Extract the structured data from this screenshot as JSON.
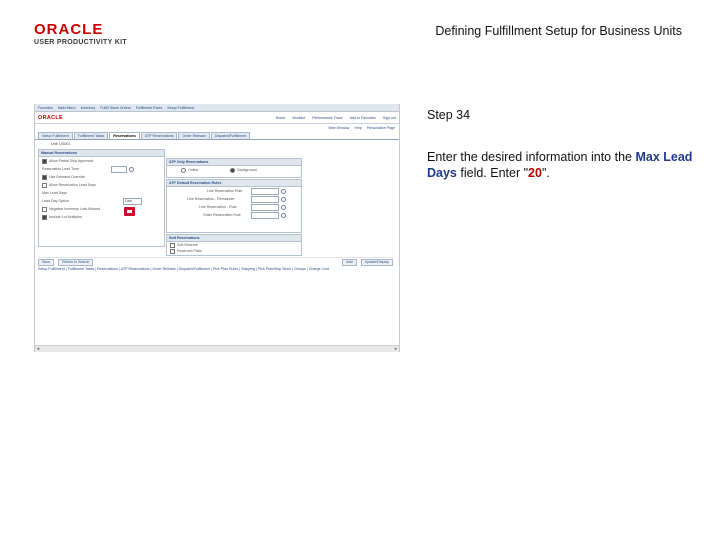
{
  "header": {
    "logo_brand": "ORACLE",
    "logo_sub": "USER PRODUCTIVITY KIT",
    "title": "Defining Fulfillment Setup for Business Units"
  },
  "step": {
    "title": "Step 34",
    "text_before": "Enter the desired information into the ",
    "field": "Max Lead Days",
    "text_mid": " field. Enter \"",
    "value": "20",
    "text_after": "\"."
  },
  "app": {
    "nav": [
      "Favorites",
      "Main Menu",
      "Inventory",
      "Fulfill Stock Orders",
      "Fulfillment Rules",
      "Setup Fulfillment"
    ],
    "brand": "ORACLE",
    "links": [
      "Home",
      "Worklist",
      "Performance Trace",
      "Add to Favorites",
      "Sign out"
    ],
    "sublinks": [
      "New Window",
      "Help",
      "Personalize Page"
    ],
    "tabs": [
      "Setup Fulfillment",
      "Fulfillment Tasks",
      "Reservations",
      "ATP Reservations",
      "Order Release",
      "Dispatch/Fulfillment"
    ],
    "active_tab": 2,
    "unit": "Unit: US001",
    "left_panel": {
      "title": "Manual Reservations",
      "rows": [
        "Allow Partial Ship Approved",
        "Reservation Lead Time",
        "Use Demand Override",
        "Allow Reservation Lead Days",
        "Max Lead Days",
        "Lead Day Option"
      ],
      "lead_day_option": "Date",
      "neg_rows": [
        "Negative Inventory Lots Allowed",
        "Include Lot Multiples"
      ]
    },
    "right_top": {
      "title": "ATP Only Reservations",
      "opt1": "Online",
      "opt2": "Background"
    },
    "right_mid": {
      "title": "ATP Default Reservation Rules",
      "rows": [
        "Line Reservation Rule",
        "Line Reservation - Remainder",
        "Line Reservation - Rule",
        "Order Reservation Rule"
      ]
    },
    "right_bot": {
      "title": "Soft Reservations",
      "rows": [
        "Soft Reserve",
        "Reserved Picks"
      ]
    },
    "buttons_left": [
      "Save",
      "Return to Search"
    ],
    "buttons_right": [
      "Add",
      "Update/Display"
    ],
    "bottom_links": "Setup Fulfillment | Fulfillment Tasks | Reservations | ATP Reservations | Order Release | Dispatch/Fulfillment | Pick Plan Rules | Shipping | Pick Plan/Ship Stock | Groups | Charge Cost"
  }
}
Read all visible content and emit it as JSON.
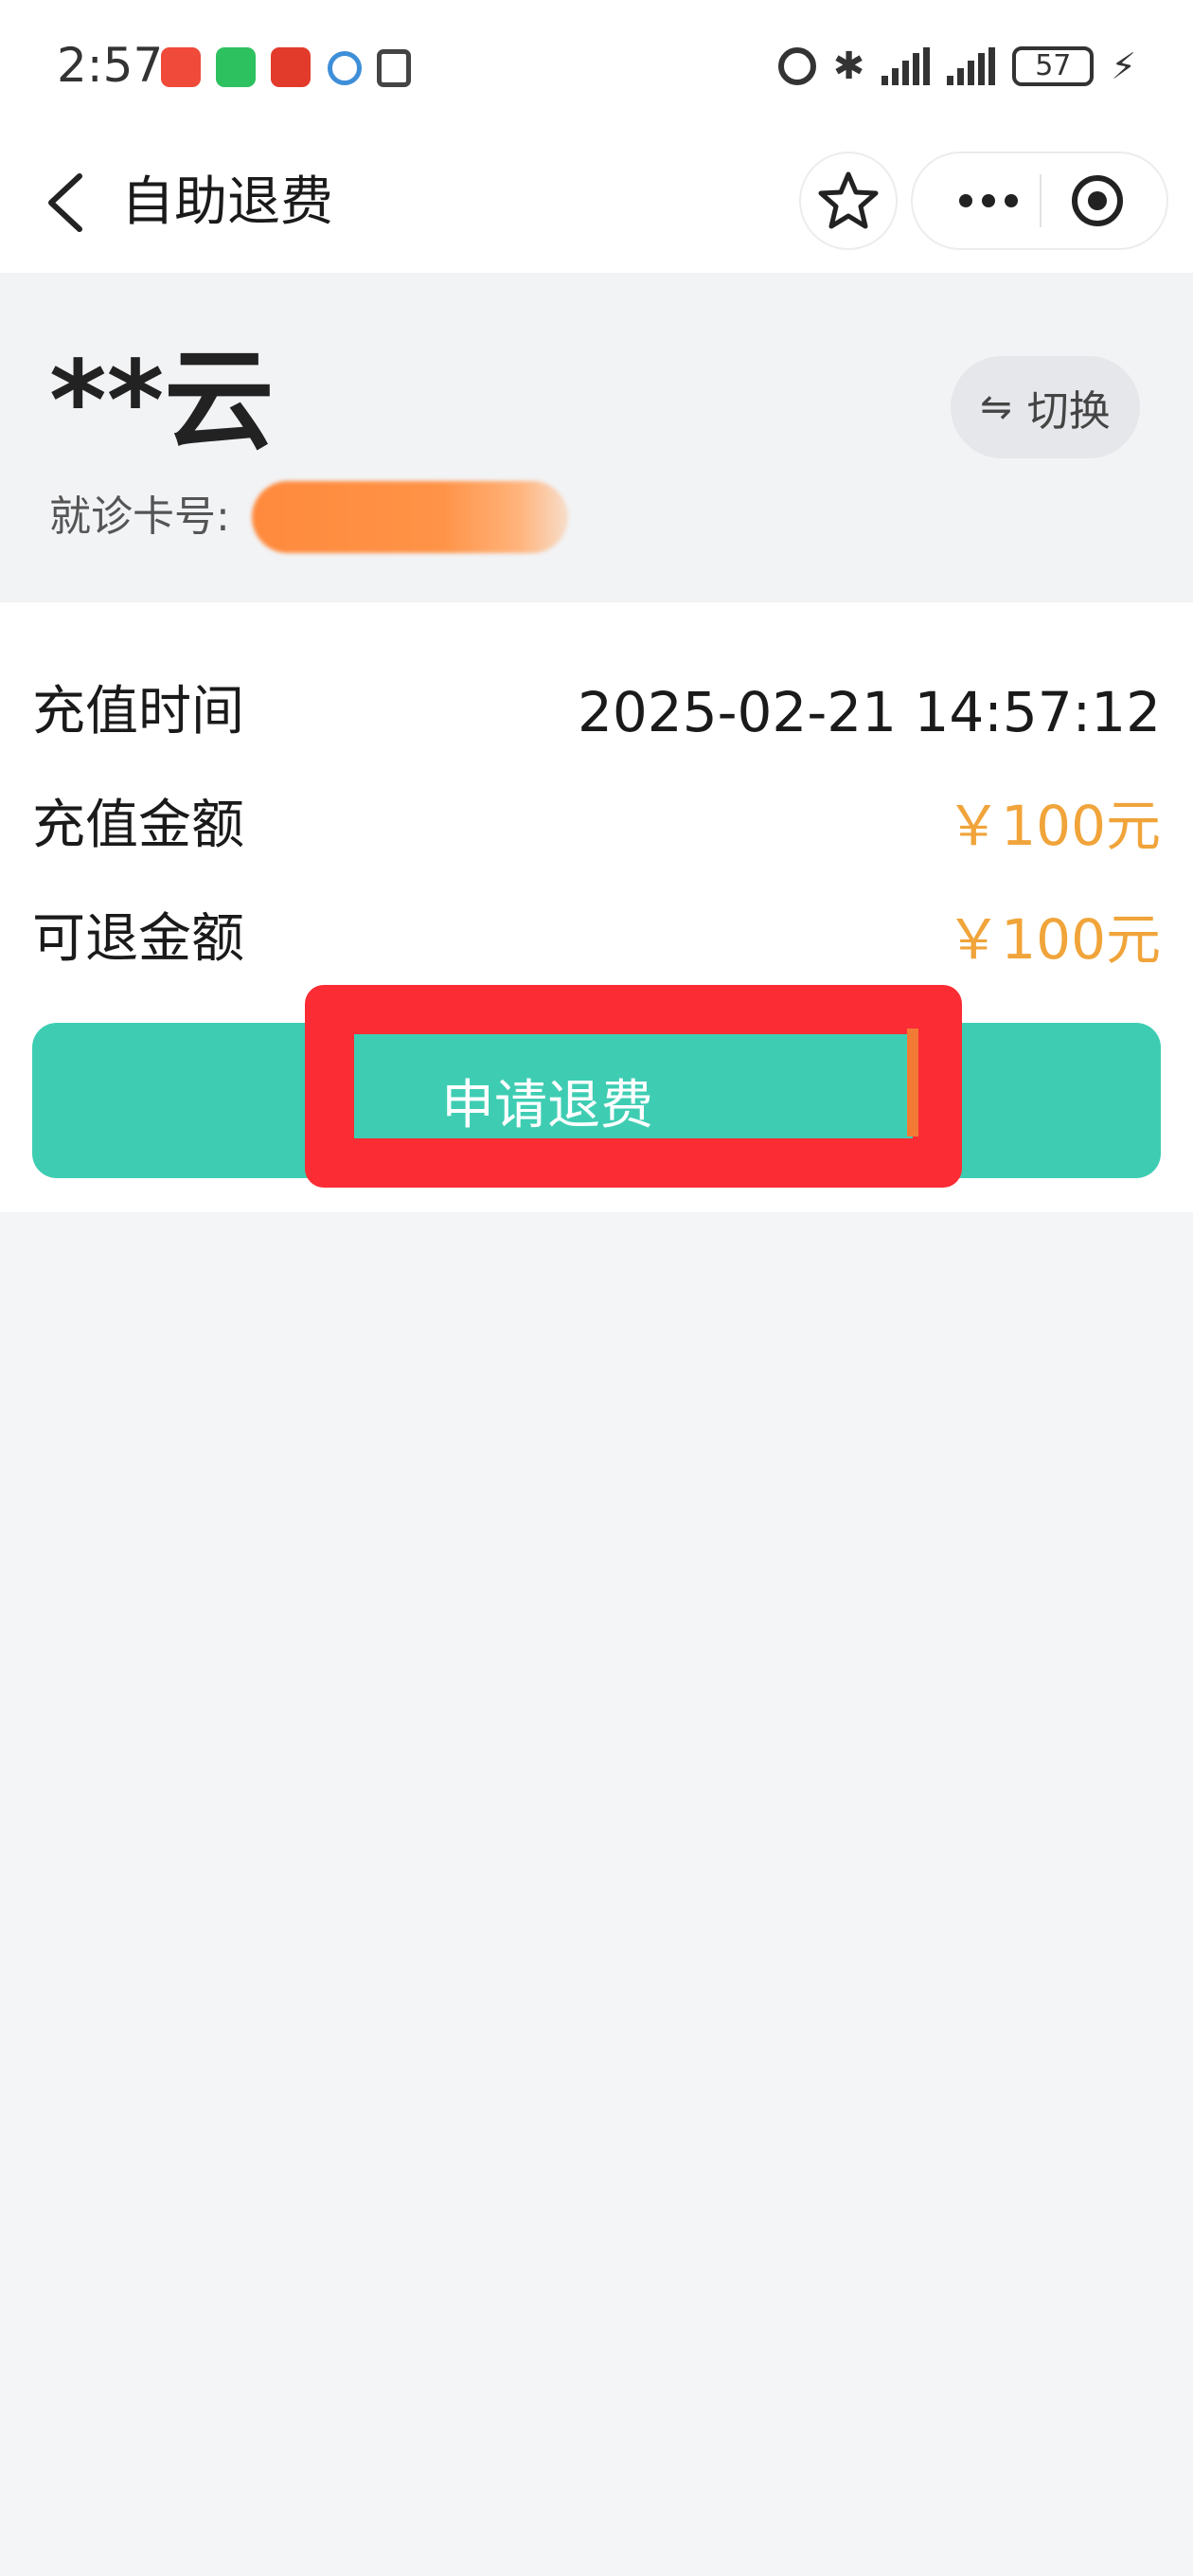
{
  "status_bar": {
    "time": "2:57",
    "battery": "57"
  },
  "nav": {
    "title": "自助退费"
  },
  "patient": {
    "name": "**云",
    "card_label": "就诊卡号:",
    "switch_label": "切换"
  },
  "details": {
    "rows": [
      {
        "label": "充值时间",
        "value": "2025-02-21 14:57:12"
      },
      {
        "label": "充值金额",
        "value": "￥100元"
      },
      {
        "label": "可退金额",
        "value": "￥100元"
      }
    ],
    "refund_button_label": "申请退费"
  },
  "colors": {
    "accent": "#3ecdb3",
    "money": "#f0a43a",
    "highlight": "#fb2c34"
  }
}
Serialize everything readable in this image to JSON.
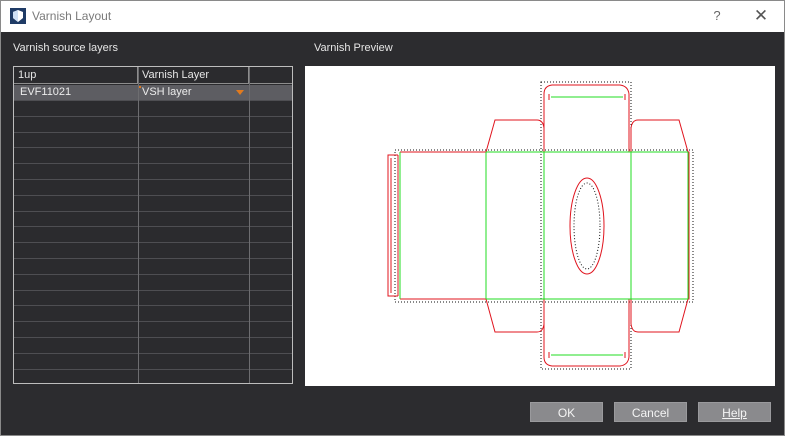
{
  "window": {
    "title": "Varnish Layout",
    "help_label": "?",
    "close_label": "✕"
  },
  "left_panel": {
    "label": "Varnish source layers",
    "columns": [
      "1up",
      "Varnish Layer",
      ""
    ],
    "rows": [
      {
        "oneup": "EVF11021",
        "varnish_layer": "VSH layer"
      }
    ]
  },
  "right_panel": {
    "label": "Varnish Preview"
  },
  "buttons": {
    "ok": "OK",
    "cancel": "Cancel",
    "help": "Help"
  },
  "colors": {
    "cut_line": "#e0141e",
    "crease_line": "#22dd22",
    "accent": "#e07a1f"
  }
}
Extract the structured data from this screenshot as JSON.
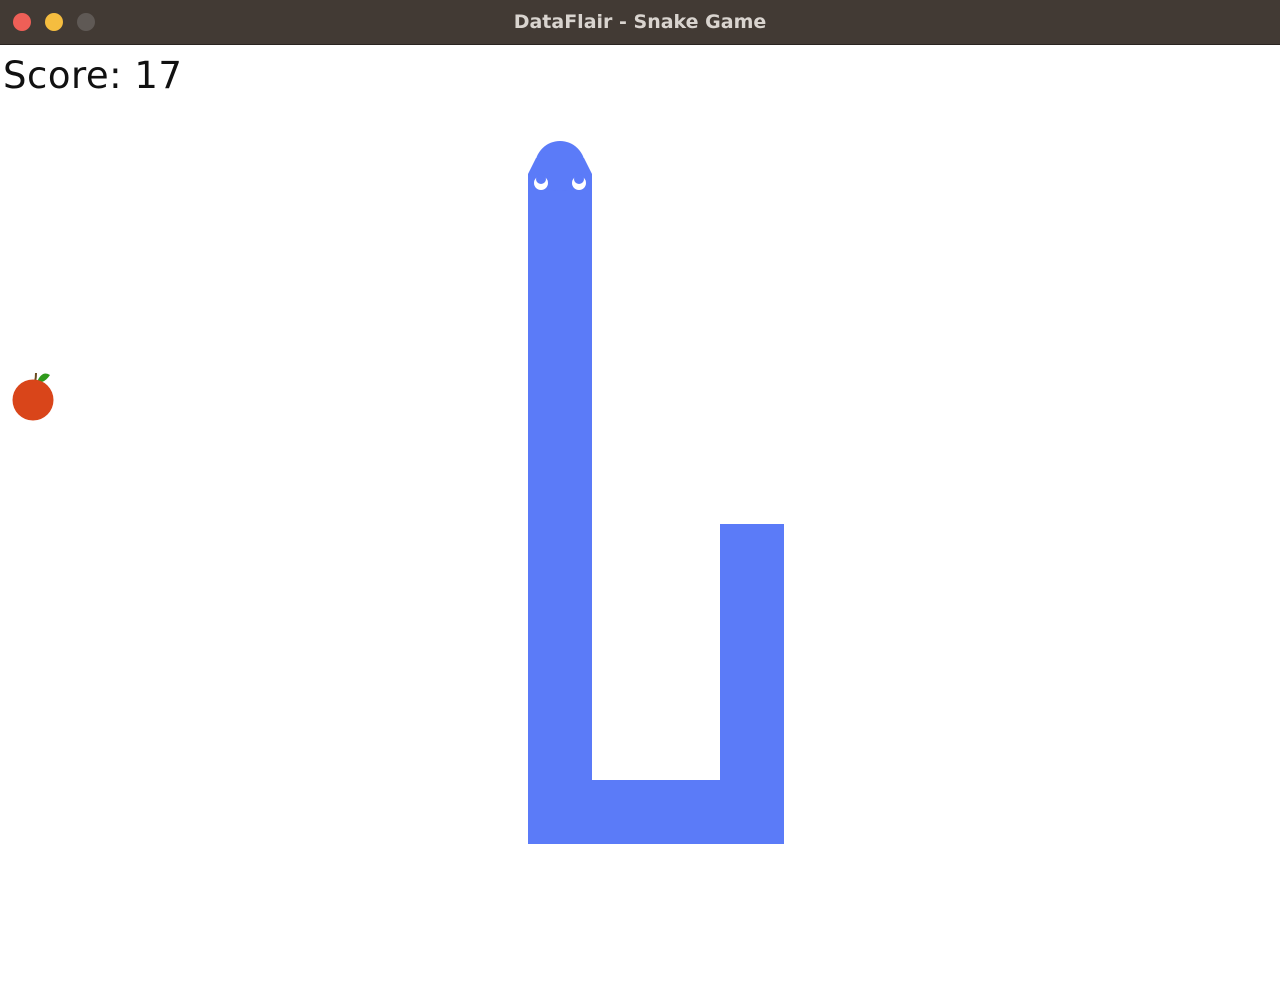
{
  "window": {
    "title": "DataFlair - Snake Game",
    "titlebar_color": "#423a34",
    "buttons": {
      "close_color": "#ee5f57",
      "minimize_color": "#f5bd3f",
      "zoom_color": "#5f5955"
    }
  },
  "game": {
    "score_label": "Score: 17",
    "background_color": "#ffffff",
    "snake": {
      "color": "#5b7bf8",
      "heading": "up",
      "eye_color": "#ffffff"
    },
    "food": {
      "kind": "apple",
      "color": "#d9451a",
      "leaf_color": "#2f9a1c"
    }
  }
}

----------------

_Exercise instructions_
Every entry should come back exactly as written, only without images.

_Task solution_
Extract the structured data from this screenshot as JSON.
{
  "header": {
    "logo_brand": "ORACLE",
    "logo_sub": "USER PRODUCTIVITY KIT",
    "title": "Defining Fulfillment Setup for Business Units"
  },
  "step": {
    "title": "Step 34",
    "text_before": "Enter the desired information into the ",
    "field": "Max Lead Days",
    "text_mid": " field. Enter \"",
    "value": "20",
    "text_after": "\"."
  },
  "app": {
    "nav": [
      "Favorites",
      "Main Menu",
      "Inventory",
      "Fulfill Stock Orders",
      "Fulfillment Rules",
      "Setup Fulfillment"
    ],
    "brand": "ORACLE",
    "links": [
      "Home",
      "Worklist",
      "Performance Trace",
      "Add to Favorites",
      "Sign out"
    ],
    "sublinks": [
      "New Window",
      "Help",
      "Personalize Page"
    ],
    "tabs": [
      "Setup Fulfillment",
      "Fulfillment Tasks",
      "Reservations",
      "ATP Reservations",
      "Order Release",
      "Dispatch/Fulfillment"
    ],
    "active_tab": 2,
    "unit": "Unit: US001",
    "left_panel": {
      "title": "Manual Reservations",
      "rows": [
        "Allow Partial Ship Approved",
        "Reservation Lead Time",
        "Use Demand Override",
        "Allow Reservation Lead Days",
        "Max Lead Days",
        "Lead Day Option"
      ],
      "lead_day_option": "Date",
      "neg_rows": [
        "Negative Inventory Lots Allowed",
        "Include Lot Multiples"
      ]
    },
    "right_top": {
      "title": "ATP Only Reservations",
      "opt1": "Online",
      "opt2": "Background"
    },
    "right_mid": {
      "title": "ATP Default Reservation Rules",
      "rows": [
        "Line Reservation Rule",
        "Line Reservation - Remainder",
        "Line Reservation - Rule",
        "Order Reservation Rule"
      ]
    },
    "right_bot": {
      "title": "Soft Reservations",
      "rows": [
        "Soft Reserve",
        "Reserved Picks"
      ]
    },
    "buttons_left": [
      "Save",
      "Return to Search"
    ],
    "buttons_right": [
      "Add",
      "Update/Display"
    ],
    "bottom_links": "Setup Fulfillment | Fulfillment Tasks | Reservations | ATP Reservations | Order Release | Dispatch/Fulfillment | Pick Plan Rules | Shipping | Pick Plan/Ship Stock | Groups | Charge Cost"
  }
}
Read all visible content and emit it as JSON.
{
  "status_bar": {
    "time": "2:57",
    "battery": "57"
  },
  "nav": {
    "title": "自助退费"
  },
  "patient": {
    "name": "**云",
    "card_label": "就诊卡号:",
    "switch_label": "切换"
  },
  "details": {
    "rows": [
      {
        "label": "充值时间",
        "value": "2025-02-21 14:57:12"
      },
      {
        "label": "充值金额",
        "value": "￥100元"
      },
      {
        "label": "可退金额",
        "value": "￥100元"
      }
    ],
    "refund_button_label": "申请退费"
  },
  "colors": {
    "accent": "#3ecdb3",
    "money": "#f0a43a",
    "highlight": "#fb2c34"
  }
}
Serialize everything readable in this image to JSON.
{
  "window": {
    "title": "Varnish Layout",
    "help_label": "?",
    "close_label": "✕"
  },
  "left_panel": {
    "label": "Varnish source layers",
    "columns": [
      "1up",
      "Varnish Layer",
      ""
    ],
    "rows": [
      {
        "oneup": "EVF11021",
        "varnish_layer": "VSH layer"
      }
    ]
  },
  "right_panel": {
    "label": "Varnish Preview"
  },
  "buttons": {
    "ok": "OK",
    "cancel": "Cancel",
    "help": "Help"
  },
  "colors": {
    "cut_line": "#e0141e",
    "crease_line": "#22dd22",
    "accent": "#e07a1f"
  }
}
Extract the structured data from this screenshot as JSON.
{
  "window": {
    "title": "DataFlair - Snake Game",
    "titlebar_color": "#423a34",
    "buttons": {
      "close_color": "#ee5f57",
      "minimize_color": "#f5bd3f",
      "zoom_color": "#5f5955"
    }
  },
  "game": {
    "score_label": "Score: 17",
    "background_color": "#ffffff",
    "snake": {
      "color": "#5b7bf8",
      "heading": "up",
      "eye_color": "#ffffff"
    },
    "food": {
      "kind": "apple",
      "color": "#d9451a",
      "leaf_color": "#2f9a1c"
    }
  }
}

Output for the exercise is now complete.